Dialogue is the ancient Hindu model for promoting mutual understanding of religious truth and avoiding or resolving conflicts between faiths. Dialogue between enlightened leaders of the faiths prevents the differences among them from spilling on to the streets and turning into uncontrollable issues. That was how in this ancient nation religious harmony was conceptualised, promoted and sustained for thousands of years.
Now this needs to be globalised for promoting peace among religions.
The only means to conflict avoidance and resolution is dialogue among different religions. The Global Foundation for Civilisational Harmony [GFCH] which was inaugurated by His Holiness Dalai Lama in January 2008 in Delhi, and in which some well-known religious and spiritual leaders of different faiths participated, has a very significant role to play to bring about this healthy understanding among religions. The GFCH needs to organise meaningful dialogue between leaders of different religious traditions and help remove wrong perceptions arising from an absence of true understanding of each other's faiths, paving the way for harmony and mutual respect among religions. All religious faiths and religious leaders must extend their whole-hearted support to this great initiative.
Hindu-Jewish Leadership Summit
An important inter-civilizational initiative taken on behalf of the Hindu Dharma Acharya Sabha, the Voice of Collective Hindu Consciousness, is the interaction at the apex level between the Jewish religious leadership and members of the Acharya Sabha. This became possible due to the efforts of the Convener of the Acharya Sabha, Swami Dayananda Saraswati and the active cooperation of the World Council of Religious Leaders. The purpose of this interaction is to promote mutual understanding of and respect for the two most ancient and continuing civilizational, cultural and religious traditions as a step towards world harmony. The first Meet under this initiative took place at New Delhi in February 2007, hosted by the Acharya Sabha.
The reciprocal Hindu-Jewish leadership Summit took place in Jerusalem in February 2008, hosted by the Chief Rabbinate of Israel and the American Jewish Committee.

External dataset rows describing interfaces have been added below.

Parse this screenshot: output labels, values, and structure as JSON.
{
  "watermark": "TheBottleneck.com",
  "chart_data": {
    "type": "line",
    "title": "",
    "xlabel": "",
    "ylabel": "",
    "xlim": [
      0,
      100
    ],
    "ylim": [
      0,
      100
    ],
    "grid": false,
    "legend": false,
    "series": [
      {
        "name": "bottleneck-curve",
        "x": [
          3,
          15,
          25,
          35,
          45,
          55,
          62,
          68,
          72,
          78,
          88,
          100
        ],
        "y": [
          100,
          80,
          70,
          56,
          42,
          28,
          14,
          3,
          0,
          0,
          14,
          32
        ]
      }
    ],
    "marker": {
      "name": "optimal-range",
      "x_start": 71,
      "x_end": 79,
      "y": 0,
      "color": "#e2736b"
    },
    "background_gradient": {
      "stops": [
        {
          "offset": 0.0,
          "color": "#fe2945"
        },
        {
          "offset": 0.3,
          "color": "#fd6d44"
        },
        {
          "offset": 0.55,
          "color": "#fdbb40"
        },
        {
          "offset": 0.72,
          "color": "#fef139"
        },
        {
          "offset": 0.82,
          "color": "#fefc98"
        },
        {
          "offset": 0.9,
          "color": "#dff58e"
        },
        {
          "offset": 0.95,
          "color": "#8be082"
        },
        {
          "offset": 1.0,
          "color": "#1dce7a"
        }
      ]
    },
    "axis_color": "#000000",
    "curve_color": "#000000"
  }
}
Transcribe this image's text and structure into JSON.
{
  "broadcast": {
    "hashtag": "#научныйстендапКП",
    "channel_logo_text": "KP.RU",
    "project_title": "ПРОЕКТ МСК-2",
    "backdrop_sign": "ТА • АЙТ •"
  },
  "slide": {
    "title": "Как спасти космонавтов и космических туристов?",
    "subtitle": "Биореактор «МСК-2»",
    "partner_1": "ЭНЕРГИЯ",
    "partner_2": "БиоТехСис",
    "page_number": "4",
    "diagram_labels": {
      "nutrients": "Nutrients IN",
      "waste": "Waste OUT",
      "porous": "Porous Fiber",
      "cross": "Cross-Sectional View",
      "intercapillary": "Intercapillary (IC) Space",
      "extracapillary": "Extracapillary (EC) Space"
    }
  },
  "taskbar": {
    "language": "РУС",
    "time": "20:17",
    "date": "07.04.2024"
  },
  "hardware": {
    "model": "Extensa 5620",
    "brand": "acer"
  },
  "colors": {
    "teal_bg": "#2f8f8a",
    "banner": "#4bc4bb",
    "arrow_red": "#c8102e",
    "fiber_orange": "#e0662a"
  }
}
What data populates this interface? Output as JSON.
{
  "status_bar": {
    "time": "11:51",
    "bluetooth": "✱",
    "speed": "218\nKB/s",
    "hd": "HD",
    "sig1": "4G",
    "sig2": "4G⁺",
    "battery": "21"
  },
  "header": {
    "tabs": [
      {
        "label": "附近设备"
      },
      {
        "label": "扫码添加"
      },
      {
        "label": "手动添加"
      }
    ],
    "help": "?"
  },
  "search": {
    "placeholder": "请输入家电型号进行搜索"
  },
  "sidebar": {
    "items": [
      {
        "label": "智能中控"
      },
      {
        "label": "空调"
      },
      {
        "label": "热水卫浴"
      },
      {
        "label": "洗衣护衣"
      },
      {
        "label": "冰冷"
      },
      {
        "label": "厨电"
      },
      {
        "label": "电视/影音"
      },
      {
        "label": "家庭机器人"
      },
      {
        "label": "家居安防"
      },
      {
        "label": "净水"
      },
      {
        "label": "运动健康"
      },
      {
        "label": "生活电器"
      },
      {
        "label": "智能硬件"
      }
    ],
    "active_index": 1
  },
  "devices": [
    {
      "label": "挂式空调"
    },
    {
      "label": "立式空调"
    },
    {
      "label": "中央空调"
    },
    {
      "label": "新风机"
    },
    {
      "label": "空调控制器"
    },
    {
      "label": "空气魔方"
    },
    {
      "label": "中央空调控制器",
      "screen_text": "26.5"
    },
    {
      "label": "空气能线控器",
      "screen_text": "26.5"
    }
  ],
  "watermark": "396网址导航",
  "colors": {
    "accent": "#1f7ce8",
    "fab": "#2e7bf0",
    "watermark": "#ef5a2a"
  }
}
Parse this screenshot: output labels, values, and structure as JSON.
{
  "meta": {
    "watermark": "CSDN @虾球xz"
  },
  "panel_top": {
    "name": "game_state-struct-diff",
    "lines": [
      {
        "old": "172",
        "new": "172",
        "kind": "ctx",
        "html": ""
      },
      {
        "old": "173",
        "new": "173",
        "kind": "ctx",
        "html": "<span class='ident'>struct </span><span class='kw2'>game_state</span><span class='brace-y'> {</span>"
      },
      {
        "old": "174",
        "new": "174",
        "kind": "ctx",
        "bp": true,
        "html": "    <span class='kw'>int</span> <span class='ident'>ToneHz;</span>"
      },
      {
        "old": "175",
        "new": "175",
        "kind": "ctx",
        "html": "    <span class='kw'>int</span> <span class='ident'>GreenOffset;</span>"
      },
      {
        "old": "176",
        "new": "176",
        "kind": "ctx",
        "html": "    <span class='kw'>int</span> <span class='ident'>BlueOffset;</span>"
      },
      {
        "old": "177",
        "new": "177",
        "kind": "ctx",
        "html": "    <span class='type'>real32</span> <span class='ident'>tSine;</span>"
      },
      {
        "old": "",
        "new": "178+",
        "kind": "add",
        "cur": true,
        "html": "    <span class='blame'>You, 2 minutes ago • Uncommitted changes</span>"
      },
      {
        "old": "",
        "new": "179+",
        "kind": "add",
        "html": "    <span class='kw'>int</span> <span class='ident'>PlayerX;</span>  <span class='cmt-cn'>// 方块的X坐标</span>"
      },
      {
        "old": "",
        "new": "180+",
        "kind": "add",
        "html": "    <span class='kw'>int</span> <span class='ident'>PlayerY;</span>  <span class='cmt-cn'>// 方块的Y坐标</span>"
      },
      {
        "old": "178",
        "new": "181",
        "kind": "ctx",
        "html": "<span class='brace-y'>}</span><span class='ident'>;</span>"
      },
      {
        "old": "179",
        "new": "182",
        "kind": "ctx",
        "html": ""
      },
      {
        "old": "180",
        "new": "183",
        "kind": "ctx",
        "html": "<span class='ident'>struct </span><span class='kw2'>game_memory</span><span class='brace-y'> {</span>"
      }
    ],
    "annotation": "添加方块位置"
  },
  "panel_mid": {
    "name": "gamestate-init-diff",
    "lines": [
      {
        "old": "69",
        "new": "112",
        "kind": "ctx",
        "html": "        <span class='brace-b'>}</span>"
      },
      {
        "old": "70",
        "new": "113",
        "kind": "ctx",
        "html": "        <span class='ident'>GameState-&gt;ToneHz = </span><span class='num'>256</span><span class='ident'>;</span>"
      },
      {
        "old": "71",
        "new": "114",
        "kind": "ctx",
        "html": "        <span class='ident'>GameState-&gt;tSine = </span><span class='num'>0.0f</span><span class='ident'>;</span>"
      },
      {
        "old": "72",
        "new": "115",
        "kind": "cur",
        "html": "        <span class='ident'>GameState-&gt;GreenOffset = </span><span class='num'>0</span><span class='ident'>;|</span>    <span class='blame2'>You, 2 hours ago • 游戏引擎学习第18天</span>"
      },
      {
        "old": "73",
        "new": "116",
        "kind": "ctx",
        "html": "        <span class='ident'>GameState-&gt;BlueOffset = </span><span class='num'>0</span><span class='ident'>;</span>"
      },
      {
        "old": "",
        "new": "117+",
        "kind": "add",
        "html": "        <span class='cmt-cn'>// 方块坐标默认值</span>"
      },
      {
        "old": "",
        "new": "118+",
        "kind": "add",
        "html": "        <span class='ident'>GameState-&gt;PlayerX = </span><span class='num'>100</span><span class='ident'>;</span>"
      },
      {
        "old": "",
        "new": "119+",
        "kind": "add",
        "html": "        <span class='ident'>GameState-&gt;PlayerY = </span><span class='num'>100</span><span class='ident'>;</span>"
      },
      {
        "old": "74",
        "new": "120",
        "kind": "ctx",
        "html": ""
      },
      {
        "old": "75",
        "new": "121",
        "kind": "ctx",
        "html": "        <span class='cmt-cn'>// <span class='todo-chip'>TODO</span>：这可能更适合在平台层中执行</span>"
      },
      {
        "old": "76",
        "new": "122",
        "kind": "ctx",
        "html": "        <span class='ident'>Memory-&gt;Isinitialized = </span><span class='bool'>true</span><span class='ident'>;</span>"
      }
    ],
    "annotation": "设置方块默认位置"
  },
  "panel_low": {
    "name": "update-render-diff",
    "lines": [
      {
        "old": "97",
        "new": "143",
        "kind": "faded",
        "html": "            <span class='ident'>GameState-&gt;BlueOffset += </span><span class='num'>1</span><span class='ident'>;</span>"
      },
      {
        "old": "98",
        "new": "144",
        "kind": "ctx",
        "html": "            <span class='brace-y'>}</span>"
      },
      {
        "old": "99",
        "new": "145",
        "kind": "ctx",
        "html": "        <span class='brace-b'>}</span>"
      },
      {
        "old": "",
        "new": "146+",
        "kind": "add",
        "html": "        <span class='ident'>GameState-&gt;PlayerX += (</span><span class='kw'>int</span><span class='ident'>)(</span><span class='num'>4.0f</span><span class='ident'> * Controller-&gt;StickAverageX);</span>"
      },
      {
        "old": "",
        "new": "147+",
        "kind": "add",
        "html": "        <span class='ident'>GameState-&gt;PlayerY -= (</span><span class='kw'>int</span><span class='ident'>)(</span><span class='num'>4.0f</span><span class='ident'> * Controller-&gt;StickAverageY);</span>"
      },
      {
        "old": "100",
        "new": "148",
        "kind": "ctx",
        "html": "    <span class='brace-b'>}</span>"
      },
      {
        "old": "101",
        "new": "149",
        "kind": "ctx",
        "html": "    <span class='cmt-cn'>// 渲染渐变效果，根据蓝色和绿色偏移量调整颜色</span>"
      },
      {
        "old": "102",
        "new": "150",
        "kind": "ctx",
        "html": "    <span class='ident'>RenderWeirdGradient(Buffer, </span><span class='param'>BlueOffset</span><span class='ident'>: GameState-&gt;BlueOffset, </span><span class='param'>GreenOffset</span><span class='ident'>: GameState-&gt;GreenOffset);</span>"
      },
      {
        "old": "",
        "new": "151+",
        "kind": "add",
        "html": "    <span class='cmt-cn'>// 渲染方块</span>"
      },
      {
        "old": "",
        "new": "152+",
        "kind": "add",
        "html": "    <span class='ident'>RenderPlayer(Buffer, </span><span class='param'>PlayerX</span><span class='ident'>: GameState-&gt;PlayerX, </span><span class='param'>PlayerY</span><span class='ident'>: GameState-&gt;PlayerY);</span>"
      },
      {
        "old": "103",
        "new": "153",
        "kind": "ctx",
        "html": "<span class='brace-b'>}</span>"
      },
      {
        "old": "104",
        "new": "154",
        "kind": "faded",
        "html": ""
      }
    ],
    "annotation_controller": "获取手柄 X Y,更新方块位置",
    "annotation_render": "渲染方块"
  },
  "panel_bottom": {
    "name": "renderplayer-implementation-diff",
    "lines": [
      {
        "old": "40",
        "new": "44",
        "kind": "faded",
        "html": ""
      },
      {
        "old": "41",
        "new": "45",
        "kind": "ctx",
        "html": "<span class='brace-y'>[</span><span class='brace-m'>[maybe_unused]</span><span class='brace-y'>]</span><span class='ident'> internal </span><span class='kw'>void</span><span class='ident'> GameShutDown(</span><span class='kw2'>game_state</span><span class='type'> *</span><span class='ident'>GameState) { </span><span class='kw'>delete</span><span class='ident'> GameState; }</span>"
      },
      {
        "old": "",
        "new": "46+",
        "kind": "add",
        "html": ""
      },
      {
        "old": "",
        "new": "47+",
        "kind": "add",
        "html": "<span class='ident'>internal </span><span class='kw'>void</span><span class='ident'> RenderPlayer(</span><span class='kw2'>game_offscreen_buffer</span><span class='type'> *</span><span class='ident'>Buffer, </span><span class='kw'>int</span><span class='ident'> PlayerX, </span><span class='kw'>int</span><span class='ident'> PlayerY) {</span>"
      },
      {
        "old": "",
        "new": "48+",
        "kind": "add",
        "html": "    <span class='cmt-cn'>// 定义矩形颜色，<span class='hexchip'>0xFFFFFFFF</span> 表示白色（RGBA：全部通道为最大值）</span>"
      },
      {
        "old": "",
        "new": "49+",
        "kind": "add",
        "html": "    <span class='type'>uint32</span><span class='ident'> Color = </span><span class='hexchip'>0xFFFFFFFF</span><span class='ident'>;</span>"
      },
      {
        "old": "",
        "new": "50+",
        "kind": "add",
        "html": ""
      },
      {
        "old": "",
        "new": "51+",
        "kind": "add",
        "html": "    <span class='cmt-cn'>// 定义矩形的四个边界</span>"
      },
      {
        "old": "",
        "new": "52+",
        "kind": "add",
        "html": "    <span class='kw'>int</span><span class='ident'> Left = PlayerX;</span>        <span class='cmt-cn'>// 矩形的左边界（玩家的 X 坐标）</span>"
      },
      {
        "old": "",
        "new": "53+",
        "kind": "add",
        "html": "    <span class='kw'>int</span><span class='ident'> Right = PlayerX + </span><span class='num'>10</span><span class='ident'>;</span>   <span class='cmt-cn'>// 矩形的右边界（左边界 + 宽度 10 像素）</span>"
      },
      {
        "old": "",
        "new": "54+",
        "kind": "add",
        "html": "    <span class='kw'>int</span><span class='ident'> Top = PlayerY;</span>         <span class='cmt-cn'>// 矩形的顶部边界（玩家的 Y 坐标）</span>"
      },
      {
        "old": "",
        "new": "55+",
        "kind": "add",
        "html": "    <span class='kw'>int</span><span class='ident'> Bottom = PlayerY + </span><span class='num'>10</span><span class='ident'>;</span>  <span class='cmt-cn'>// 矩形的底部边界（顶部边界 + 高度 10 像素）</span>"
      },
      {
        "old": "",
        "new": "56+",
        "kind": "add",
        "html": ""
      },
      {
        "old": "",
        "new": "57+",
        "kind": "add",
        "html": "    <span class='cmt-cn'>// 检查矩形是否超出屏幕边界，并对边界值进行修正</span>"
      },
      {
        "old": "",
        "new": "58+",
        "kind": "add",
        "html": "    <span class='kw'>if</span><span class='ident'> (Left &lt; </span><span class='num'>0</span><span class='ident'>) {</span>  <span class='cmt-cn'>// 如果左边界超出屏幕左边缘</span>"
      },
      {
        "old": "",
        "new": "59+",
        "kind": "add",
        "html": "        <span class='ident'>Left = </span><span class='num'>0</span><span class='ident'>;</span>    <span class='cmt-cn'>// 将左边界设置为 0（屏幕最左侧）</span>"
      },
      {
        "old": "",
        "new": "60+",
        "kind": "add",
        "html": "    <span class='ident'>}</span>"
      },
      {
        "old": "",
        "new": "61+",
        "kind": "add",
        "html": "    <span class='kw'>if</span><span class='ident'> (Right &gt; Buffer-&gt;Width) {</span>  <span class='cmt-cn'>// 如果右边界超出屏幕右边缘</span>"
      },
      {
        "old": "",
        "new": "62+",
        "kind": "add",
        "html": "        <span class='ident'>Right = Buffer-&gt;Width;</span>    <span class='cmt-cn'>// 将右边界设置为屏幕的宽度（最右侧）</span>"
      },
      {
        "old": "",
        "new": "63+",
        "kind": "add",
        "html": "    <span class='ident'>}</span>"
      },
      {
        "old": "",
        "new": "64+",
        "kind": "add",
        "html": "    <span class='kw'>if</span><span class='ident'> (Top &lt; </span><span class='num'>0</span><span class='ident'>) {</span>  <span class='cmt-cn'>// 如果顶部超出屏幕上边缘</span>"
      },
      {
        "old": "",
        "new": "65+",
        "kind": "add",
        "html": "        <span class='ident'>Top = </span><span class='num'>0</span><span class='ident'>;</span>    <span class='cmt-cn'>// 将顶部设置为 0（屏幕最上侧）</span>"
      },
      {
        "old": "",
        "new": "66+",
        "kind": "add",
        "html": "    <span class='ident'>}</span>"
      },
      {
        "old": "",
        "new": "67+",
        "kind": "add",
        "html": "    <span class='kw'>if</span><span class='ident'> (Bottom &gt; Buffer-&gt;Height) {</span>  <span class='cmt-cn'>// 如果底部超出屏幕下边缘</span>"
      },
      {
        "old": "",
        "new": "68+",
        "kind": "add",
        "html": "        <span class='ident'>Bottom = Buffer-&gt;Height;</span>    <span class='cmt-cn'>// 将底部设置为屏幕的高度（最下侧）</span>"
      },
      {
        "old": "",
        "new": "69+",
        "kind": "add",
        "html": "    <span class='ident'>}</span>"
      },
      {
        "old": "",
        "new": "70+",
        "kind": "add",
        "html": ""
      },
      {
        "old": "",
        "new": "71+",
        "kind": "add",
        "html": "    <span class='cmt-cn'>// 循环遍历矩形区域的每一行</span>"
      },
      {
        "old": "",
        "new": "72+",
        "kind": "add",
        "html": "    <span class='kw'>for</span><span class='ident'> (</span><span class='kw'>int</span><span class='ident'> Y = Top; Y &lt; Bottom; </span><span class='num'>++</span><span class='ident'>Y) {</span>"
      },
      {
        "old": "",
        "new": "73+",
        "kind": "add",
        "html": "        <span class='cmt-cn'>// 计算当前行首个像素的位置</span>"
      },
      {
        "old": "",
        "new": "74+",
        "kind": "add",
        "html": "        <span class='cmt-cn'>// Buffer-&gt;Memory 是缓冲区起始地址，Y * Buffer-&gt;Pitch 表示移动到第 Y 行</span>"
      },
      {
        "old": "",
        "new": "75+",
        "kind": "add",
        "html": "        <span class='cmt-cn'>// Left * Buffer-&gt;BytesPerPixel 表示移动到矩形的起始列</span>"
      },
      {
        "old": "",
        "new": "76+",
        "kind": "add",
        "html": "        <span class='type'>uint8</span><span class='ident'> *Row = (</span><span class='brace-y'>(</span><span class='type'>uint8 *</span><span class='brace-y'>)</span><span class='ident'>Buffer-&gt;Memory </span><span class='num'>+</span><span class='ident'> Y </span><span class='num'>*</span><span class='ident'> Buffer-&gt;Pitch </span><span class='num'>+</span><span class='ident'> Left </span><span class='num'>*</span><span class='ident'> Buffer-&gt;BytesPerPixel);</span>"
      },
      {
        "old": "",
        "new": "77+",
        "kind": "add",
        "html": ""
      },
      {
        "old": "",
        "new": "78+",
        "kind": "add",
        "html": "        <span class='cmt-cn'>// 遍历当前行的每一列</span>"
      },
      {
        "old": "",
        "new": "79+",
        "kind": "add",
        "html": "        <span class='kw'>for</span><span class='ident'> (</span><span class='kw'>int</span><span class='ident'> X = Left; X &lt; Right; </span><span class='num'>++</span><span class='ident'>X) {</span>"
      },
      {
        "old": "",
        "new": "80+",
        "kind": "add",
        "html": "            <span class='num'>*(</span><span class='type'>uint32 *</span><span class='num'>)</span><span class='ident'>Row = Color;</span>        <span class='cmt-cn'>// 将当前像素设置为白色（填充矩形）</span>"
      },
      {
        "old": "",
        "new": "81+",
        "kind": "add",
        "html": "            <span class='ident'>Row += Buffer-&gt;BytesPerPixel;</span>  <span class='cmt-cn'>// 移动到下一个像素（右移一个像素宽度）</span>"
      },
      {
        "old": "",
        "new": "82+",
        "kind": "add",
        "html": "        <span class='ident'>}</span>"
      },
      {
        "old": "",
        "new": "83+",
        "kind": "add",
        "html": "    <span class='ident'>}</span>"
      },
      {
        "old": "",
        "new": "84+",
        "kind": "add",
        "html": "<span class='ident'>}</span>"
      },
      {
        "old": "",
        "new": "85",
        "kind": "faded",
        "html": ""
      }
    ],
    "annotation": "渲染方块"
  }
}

It was accompanied by scholars from both sides assisting in the discussions and the enclosed Joint Declaration was issued at the end of the Summit.
Page 1/2 Hindu-Jewish summmit: declaration, Feb. 2008
Page 2/2 Hindu-Jewish summit: declaration, Feb. 2008.